ASSIGNED TASK: Each entry needs to be given again, character for character.

:: DATASET ENTRIES ::

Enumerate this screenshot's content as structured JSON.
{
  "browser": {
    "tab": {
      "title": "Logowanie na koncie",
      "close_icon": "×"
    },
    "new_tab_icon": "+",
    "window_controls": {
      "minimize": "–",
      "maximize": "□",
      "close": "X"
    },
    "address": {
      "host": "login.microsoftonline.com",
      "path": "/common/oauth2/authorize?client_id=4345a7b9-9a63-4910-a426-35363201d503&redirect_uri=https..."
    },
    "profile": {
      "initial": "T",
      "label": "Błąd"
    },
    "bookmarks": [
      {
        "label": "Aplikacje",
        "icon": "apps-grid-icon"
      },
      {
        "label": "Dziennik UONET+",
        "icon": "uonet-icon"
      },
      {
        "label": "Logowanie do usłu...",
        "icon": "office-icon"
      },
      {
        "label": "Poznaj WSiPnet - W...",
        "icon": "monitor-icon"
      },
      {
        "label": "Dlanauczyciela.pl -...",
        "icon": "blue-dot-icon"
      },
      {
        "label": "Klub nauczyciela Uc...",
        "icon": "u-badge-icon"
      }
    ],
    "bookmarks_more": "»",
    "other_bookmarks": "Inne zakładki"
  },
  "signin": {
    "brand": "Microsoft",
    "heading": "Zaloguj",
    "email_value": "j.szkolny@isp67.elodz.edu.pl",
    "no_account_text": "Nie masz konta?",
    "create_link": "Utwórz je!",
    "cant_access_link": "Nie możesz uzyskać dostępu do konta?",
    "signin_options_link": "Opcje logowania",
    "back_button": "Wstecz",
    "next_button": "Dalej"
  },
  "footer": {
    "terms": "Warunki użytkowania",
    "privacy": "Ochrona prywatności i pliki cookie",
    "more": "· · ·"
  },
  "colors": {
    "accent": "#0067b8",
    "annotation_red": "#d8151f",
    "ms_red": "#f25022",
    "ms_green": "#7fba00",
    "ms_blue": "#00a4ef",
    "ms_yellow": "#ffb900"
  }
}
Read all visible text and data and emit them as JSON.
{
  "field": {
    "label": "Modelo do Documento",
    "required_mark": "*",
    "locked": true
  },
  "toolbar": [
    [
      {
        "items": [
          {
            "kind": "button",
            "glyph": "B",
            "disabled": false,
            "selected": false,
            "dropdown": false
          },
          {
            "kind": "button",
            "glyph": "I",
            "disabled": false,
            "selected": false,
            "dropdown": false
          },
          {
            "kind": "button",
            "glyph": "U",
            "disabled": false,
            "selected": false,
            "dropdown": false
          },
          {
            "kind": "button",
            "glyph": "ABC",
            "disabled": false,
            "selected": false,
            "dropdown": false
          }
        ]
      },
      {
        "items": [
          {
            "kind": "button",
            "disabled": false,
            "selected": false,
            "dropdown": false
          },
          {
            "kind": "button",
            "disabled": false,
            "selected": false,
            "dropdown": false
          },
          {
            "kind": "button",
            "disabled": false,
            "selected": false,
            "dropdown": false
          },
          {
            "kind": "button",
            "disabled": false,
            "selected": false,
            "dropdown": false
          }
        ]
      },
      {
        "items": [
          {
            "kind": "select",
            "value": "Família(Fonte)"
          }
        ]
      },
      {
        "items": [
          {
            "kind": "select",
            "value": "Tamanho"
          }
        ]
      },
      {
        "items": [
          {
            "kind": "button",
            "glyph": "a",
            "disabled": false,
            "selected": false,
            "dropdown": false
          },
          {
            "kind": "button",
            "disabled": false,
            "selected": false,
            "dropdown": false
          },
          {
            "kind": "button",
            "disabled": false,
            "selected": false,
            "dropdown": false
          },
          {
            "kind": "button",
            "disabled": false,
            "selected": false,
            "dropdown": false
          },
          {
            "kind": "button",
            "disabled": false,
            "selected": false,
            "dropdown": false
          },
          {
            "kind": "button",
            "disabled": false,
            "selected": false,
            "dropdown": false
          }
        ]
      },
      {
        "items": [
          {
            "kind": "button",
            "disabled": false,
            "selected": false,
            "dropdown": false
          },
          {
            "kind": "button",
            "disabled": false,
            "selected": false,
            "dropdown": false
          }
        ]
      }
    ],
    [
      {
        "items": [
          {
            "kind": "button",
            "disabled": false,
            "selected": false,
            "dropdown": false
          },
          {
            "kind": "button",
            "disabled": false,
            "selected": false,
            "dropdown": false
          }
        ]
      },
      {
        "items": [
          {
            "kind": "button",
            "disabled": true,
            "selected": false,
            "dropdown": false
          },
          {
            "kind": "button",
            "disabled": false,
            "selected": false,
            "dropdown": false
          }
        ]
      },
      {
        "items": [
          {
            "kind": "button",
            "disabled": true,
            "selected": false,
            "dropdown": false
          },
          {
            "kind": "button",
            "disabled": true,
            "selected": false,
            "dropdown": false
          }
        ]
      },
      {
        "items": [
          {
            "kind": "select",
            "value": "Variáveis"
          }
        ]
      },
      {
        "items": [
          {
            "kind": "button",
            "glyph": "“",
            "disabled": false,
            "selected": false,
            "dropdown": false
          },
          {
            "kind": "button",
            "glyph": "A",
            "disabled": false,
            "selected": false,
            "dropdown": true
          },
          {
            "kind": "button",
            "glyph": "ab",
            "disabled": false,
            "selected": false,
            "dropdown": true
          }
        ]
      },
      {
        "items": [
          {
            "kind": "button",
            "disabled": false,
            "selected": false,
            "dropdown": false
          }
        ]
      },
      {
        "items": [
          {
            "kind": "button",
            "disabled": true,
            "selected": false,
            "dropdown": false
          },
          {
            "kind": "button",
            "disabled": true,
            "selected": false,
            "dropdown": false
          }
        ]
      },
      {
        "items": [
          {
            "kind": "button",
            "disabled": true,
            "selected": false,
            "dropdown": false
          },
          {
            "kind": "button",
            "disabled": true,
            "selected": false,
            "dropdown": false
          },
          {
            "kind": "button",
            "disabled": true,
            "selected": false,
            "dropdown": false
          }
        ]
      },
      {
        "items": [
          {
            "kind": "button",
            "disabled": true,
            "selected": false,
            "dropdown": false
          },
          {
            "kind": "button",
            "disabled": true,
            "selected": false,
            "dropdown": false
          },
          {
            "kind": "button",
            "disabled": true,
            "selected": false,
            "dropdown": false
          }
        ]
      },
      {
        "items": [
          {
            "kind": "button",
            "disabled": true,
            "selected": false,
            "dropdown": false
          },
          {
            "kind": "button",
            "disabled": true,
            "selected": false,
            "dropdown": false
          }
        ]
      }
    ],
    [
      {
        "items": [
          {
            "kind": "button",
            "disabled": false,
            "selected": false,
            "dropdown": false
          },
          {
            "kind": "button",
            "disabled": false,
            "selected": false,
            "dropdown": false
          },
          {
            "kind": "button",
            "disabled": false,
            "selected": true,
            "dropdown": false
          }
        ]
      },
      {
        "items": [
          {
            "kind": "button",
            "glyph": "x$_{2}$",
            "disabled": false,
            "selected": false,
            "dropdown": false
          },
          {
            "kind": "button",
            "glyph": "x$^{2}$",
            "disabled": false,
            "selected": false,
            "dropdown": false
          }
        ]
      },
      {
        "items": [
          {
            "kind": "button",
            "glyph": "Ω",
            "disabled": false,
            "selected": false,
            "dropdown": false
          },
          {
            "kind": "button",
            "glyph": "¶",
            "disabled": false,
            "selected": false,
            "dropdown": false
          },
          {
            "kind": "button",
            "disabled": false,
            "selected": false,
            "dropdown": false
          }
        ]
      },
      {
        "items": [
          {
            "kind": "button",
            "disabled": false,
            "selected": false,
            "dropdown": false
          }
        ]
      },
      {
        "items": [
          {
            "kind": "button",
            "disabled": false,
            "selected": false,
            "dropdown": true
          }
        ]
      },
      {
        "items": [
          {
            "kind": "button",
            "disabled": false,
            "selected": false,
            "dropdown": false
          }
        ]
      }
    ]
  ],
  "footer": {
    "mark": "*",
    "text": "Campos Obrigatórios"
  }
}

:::

EXPECTED ANSWER:
Enumerate this screenshot's content as structured JSON.
{
  "browser": {
    "tab": {
      "title": "Logowanie na koncie",
      "close_icon": "×"
    },
    "new_tab_icon": "+",
    "window_controls": {
      "minimize": "–",
      "maximize": "□",
      "close": "X"
    },
    "address": {
      "host": "login.microsoftonline.com",
      "path": "/common/oauth2/authorize?client_id=4345a7b9-9a63-4910-a426-35363201d503&redirect_uri=https..."
    },
    "profile": {
      "initial": "T",
      "label": "Błąd"
    },
    "bookmarks": [
      {
        "label": "Aplikacje",
        "icon": "apps-grid-icon"
      },
      {
        "label": "Dziennik UONET+",
        "icon": "uonet-icon"
      },
      {
        "label": "Logowanie do usłu...",
        "icon": "office-icon"
      },
      {
        "label": "Poznaj WSiPnet - W...",
        "icon": "monitor-icon"
      },
      {
        "label": "Dlanauczyciela.pl -...",
        "icon": "blue-dot-icon"
      },
      {
        "label": "Klub nauczyciela Uc...",
        "icon": "u-badge-icon"
      }
    ],
    "bookmarks_more": "»",
    "other_bookmarks": "Inne zakładki"
  },
  "signin": {
    "brand": "Microsoft",
    "heading": "Zaloguj",
    "email_value": "j.szkolny@isp67.elodz.edu.pl",
    "no_account_text": "Nie masz konta?",
    "create_link": "Utwórz je!",
    "cant_access_link": "Nie możesz uzyskać dostępu do konta?",
    "signin_options_link": "Opcje logowania",
    "back_button": "Wstecz",
    "next_button": "Dalej"
  },
  "footer": {
    "terms": "Warunki użytkowania",
    "privacy": "Ochrona prywatności i pliki cookie",
    "more": "· · ·"
  },
  "colors": {
    "accent": "#0067b8",
    "annotation_red": "#d8151f",
    "ms_red": "#f25022",
    "ms_green": "#7fba00",
    "ms_blue": "#00a4ef",
    "ms_yellow": "#ffb900"
  }
}
Read all visible text and data and emit them as JSON.
{
  "field": {
    "label": "Modelo do Documento",
    "required_mark": "*",
    "locked": true
  },
  "toolbar": [
    [
      {
        "items": [
          {
            "kind": "button",
            "glyph": "B",
            "disabled": false,
            "selected": false,
            "dropdown": false
          },
          {
            "kind": "button",
            "glyph": "I",
            "disabled": false,
            "selected": false,
            "dropdown": false
          },
          {
            "kind": "button",
            "glyph": "U",
            "disabled": false,
            "selected": false,
            "dropdown": false
          },
          {
            "kind": "button",
            "glyph": "ABC",
            "disabled": false,
            "selected": false,
            "dropdown": false
          }
        ]
      },
      {
        "items": [
          {
            "kind": "button",
            "disabled": false,
            "selected": false,
            "dropdown": false
          },
          {
            "kind": "button",
            "disabled": false,
            "selected": false,
            "dropdown": false
          },
          {
            "kind": "button",
            "disabled": false,
            "selected": false,
            "dropdown": false
          },
          {
            "kind": "button",
            "disabled": false,
            "selected": false,
            "dropdown": false
          }
        ]
      },
      {
        "items": [
          {
            "kind": "select",
            "value": "Família(Fonte)"
          }
        ]
      },
      {
        "items": [
          {
            "kind": "select",
            "value": "Tamanho"
          }
        ]
      },
      {
        "items": [
          {
            "kind": "button",
            "glyph": "a",
            "disabled": false,
            "selected": false,
            "dropdown": false
          },
          {
            "kind": "button",
            "disabled": false,
            "selected": false,
            "dropdown": false
          },
          {
            "kind": "button",
            "disabled": false,
            "selected": false,
            "dropdown": false
          },
          {
            "kind": "button",
            "disabled": false,
            "selected": false,
            "dropdown": false
          },
          {
            "kind": "button",
            "disabled": false,
            "selected": false,
            "dropdown": false
          },
          {
            "kind": "button",
            "disabled": false,
            "selected": false,
            "dropdown": false
          }
        ]
      },
      {
        "items": [
          {
            "kind": "button",
            "disabled": false,
            "selected": false,
            "dropdown": false
          },
          {
            "kind": "button",
            "disabled": false,
            "selected": false,
            "dropdown": false
          }
        ]
      }
    ],
    [
      {
        "items": [
          {
            "kind": "button",
            "disabled": false,
            "selected": false,
            "dropdown": false
          },
          {
            "kind": "button",
            "disabled": false,
            "selected": false,
            "dropdown": false
          }
        ]
      },
      {
        "items": [
          {
            "kind": "button",
            "disabled": true,
            "selected": false,
            "dropdown": false
          },
          {
            "kind": "button",
            "disabled": false,
            "selected": false,
            "dropdown": false
          }
        ]
      },
      {
        "items": [
          {
            "kind": "button",
            "disabled": true,
            "selected": false,
            "dropdown": false
          },
          {
            "kind": "button",
            "disabled": true,
            "selected": false,
            "dropdown": false
          }
        ]
      },
      {
        "items": [
          {
            "kind": "select",
            "value": "Variáveis"
          }
        ]
      },
      {
        "items": [
          {
            "kind": "button",
            "glyph": "“",
            "disabled": false,
            "selected": false,
            "dropdown": false
          },
          {
            "kind": "button",
            "glyph": "A",
            "disabled": false,
            "selected": false,
            "dropdown": true
          },
          {
            "kind": "button",
            "glyph": "ab",
            "disabled": false,
            "selected": false,
            "dropdown": true
          }
        ]
      },
      {
        "items": [
          {
            "kind": "button",
            "disabled": false,
            "selected": false,
            "dropdown": false
          }
        ]
      },
      {
        "items": [
          {
            "kind": "button",
            "disabled": true,
            "selected": false,
            "dropdown": false
          },
          {
            "kind": "button",
            "disabled": true,
            "selected": false,
            "dropdown": false
          }
        ]
      },
      {
        "items": [
          {
            "kind": "button",
            "disabled": true,
            "selected": false,
            "dropdown": false
          },
          {
            "kind": "button",
            "disabled": true,
            "selected": false,
            "dropdown": false
          },
          {
            "kind": "button",
            "disabled": true,
            "selected": false,
            "dropdown": false
          }
        ]
      },
      {
        "items": [
          {
            "kind": "button",
            "disabled": true,
            "selected": false,
            "dropdown": false
          },
          {
            "kind": "button",
            "disabled": true,
            "selected": false,
            "dropdown": false
          },
          {
            "kind": "button",
            "disabled": true,
            "selected": false,
            "dropdown": false
          }
        ]
      },
      {
        "items": [
          {
            "kind": "button",
            "disabled": true,
            "selected": false,
            "dropdown": false
          },
          {
            "kind": "button",
            "disabled": true,
            "selected": false,
            "dropdown": false
          }
        ]
      }
    ],
    [
      {
        "items": [
          {
            "kind": "button",
            "disabled": false,
            "selected": false,
            "dropdown": false
          },
          {
            "kind": "button",
            "disabled": false,
            "selected": false,
            "dropdown": false
          },
          {
            "kind": "button",
            "disabled": false,
            "selected": true,
            "dropdown": false
          }
        ]
      },
      {
        "items": [
          {
            "kind": "button",
            "glyph": "x$_{2}$",
            "disabled": false,
            "selected": false,
            "dropdown": false
          },
          {
            "kind": "button",
            "glyph": "x$^{2}$",
            "disabled": false,
            "selected": false,
            "dropdown": false
          }
        ]
      },
      {
        "items": [
          {
            "kind": "button",
            "glyph": "Ω",
            "disabled": false,
            "selected": false,
            "dropdown": false
          },
          {
            "kind": "button",
            "glyph": "¶",
            "disabled": false,
            "selected": false,
            "dropdown": false
          },
          {
            "kind": "button",
            "disabled": false,
            "selected": false,
            "dropdown": false
          }
        ]
      },
      {
        "items": [
          {
            "kind": "button",
            "disabled": false,
            "selected": false,
            "dropdown": false
          }
        ]
      },
      {
        "items": [
          {
            "kind": "button",
            "disabled": false,
            "selected": false,
            "dropdown": true
          }
        ]
      },
      {
        "items": [
          {
            "kind": "button",
            "disabled": false,
            "selected": false,
            "dropdown": false
          }
        ]
      }
    ]
  ],
  "footer": {
    "mark": "*",
    "text": "Campos Obrigatórios"
  }
}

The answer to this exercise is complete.